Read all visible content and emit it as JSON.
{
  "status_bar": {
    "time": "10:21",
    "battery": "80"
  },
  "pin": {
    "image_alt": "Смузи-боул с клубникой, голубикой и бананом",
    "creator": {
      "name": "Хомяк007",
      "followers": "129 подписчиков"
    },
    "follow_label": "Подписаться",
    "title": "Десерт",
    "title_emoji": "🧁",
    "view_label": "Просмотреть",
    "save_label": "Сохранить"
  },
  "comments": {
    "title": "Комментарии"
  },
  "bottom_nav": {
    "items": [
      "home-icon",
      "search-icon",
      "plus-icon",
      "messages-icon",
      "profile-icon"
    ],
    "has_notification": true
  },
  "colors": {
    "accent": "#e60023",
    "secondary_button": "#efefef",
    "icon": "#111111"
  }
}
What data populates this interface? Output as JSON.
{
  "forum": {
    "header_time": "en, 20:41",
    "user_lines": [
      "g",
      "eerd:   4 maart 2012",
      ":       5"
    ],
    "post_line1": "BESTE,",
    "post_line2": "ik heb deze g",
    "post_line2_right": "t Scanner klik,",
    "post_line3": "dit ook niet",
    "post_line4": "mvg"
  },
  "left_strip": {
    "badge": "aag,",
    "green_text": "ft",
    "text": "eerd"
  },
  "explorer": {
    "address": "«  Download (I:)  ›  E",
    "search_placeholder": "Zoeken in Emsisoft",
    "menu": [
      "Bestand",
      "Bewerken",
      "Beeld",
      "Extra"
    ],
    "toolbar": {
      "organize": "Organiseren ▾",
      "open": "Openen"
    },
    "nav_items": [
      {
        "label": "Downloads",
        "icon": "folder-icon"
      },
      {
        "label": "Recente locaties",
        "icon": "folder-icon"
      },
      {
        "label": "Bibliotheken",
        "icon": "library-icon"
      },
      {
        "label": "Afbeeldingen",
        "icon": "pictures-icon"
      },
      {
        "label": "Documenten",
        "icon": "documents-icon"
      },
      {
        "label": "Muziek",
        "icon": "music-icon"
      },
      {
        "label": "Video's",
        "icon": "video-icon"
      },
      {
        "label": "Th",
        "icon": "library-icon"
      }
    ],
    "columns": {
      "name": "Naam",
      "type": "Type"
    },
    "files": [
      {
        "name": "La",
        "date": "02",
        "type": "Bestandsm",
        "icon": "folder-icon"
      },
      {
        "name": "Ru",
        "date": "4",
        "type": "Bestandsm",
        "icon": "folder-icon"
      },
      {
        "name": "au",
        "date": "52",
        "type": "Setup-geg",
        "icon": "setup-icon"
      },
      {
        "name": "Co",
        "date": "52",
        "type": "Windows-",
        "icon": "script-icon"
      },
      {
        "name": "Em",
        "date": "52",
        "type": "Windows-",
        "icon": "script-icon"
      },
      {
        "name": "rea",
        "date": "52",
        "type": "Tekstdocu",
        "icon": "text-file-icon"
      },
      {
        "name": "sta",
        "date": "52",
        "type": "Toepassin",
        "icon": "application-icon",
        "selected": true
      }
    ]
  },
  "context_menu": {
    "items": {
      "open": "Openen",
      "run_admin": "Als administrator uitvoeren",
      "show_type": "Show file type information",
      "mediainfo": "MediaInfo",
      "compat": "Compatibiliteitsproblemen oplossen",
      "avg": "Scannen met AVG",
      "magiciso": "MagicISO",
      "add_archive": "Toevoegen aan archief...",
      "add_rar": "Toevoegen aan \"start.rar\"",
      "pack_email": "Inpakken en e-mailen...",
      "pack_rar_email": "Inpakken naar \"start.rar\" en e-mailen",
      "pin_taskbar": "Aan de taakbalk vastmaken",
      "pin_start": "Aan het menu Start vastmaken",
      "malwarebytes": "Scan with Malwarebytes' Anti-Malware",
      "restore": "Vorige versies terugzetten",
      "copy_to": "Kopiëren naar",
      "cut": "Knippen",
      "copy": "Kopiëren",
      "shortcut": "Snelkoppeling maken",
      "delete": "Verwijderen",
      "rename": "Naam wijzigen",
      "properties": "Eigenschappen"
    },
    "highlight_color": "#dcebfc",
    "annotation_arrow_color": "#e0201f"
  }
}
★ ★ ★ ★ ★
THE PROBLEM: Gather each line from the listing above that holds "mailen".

EXERCISE ANSWER:
      "pack_email": "Inpakken en e-mailen...",
      "pack_rar_email": "Inpakken naar \"start.rar\" en e-mailen",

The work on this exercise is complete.